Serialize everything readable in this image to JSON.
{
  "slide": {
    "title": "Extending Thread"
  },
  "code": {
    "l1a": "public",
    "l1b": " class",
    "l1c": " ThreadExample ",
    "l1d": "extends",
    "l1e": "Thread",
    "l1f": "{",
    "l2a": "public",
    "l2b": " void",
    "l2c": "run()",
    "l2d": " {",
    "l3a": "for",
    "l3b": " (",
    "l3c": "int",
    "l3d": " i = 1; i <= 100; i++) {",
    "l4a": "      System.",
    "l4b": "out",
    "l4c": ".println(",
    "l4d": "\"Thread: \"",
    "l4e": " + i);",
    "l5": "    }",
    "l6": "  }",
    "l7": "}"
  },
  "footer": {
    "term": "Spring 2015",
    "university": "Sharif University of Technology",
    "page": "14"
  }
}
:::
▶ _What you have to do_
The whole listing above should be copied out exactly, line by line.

▶ _Written reply_
Serialize everything readable in this image to JSON.
{
  "slide": {
    "title": "Extending Thread"
  },
  "code": {
    "l1a": "public",
    "l1b": " class",
    "l1c": " ThreadExample ",
    "l1d": "extends",
    "l1e": "Thread",
    "l1f": "{",
    "l2a": "public",
    "l2b": " void",
    "l2c": "run()",
    "l2d": " {",
    "l3a": "for",
    "l3b": " (",
    "l3c": "int",
    "l3d": " i = 1; i <= 100; i++) {",
    "l4a": "      System.",
    "l4b": "out",
    "l4c": ".println(",
    "l4d": "\"Thread: \"",
    "l4e": " + i);",
    "l5": "    }",
    "l6": "  }",
    "l7": "}"
  },
  "footer": {
    "term": "Spring 2015",
    "university": "Sharif University of Technology",
    "page": "14"
  }
}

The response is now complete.